Exercise brief:
Work through the material below line by line and say how many lines include the word "curve". Only the number, please.

[[ Data for processing, beginning ]]

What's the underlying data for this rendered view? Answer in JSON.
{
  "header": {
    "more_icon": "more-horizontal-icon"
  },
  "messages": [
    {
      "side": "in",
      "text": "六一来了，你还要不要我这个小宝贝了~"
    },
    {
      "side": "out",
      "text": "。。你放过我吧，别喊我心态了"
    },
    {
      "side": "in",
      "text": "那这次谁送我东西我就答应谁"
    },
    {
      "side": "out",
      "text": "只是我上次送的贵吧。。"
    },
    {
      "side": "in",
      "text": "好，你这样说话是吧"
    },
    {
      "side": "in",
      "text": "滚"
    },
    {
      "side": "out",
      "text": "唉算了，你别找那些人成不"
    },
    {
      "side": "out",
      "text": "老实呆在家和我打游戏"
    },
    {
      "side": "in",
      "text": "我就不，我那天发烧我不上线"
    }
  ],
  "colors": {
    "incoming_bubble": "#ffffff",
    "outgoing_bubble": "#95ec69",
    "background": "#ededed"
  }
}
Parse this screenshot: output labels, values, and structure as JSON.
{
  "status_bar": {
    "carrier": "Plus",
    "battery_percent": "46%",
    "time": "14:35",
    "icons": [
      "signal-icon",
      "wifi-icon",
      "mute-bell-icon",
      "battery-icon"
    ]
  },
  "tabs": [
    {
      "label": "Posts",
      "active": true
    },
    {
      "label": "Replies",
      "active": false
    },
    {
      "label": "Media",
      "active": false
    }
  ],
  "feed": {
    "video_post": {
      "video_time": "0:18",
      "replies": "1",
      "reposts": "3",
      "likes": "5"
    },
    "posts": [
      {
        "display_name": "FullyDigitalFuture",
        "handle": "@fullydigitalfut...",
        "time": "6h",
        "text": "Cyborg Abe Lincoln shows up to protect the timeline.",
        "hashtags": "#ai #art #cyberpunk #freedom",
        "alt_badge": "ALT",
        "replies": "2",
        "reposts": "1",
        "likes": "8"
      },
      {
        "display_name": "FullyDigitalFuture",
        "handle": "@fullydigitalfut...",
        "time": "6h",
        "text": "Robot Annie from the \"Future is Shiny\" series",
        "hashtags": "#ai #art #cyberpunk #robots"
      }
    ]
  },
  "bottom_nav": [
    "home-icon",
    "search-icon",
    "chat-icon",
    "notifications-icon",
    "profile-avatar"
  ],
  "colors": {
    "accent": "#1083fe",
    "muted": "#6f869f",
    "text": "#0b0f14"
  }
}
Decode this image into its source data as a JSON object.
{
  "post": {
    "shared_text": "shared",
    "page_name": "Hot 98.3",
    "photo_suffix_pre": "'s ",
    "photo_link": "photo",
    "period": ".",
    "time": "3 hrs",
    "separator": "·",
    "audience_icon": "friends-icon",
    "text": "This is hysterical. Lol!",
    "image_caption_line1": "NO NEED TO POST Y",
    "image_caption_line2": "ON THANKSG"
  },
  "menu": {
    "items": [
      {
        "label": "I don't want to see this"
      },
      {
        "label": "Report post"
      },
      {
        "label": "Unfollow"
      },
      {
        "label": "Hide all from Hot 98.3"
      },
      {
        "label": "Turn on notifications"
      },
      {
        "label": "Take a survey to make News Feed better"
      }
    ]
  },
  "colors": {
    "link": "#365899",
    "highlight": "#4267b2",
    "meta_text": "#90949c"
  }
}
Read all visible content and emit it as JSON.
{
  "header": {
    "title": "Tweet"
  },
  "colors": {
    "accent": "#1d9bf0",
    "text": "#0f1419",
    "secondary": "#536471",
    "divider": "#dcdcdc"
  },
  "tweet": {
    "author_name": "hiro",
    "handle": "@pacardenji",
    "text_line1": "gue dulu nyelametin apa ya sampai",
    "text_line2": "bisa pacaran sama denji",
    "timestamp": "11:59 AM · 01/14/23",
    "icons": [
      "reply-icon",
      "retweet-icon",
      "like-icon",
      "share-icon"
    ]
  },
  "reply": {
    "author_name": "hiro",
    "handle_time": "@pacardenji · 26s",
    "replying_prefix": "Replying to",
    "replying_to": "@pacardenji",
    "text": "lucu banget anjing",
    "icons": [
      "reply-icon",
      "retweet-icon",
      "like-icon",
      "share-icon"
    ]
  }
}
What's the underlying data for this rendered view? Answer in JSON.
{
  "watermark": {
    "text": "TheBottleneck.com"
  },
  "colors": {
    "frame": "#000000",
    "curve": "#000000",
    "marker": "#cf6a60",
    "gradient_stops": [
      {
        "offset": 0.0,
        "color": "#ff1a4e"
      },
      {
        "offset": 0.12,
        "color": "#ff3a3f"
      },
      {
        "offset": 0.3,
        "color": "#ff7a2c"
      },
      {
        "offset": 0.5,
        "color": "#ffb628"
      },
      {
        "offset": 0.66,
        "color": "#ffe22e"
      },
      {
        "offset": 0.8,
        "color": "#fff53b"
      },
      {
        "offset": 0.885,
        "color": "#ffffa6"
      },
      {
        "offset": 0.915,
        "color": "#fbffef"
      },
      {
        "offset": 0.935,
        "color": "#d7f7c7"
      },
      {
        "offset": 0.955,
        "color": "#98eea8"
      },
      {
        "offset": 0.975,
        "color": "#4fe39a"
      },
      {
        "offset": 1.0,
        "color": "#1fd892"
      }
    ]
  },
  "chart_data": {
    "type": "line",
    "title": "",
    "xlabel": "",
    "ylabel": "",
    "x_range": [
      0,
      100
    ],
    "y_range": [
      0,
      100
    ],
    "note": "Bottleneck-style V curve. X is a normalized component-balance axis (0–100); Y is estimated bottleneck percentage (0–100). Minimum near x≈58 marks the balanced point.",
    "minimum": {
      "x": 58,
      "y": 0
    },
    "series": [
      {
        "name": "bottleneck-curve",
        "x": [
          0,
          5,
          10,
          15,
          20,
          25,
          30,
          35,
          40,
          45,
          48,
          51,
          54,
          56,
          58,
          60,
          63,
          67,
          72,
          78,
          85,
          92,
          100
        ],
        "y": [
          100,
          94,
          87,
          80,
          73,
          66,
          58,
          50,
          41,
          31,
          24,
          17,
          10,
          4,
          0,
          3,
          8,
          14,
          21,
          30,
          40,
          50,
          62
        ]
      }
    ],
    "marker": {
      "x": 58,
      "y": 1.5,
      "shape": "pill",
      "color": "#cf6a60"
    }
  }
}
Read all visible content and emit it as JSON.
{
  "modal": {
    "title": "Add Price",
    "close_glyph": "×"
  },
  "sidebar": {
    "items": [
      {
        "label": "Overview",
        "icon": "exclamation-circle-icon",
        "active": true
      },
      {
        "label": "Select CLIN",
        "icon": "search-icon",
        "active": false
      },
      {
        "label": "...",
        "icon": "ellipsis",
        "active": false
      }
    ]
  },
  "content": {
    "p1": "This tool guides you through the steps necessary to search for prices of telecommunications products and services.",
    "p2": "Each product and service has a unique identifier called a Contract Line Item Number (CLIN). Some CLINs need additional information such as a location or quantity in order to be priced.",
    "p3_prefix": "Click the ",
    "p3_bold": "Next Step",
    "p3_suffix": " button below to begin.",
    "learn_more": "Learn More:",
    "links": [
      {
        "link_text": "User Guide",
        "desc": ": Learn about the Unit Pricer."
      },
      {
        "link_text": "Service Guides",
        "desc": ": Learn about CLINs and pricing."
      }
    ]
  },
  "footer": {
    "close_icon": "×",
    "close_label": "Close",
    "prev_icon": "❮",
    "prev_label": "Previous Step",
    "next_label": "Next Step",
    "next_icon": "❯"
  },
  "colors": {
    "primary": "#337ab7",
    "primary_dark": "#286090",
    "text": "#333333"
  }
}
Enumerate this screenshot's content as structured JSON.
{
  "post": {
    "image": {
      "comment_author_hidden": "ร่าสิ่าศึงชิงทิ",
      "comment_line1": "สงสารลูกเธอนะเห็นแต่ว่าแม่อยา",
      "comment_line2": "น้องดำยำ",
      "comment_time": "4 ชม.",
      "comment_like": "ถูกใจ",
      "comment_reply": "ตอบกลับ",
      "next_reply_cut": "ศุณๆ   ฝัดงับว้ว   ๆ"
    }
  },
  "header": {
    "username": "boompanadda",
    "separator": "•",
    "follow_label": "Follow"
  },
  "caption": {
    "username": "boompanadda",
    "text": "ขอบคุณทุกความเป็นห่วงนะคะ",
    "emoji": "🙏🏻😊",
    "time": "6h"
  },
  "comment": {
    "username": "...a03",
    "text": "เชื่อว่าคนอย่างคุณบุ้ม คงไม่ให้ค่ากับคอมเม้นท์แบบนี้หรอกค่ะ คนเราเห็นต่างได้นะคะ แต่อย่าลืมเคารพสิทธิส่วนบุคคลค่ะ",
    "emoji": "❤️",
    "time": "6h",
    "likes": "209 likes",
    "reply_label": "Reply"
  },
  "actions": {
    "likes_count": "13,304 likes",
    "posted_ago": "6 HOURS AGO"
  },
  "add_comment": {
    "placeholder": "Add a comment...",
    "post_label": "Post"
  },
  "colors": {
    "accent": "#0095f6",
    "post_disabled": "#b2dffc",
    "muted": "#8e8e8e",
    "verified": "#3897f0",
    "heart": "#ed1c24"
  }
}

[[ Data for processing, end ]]

Solution to this problem:
3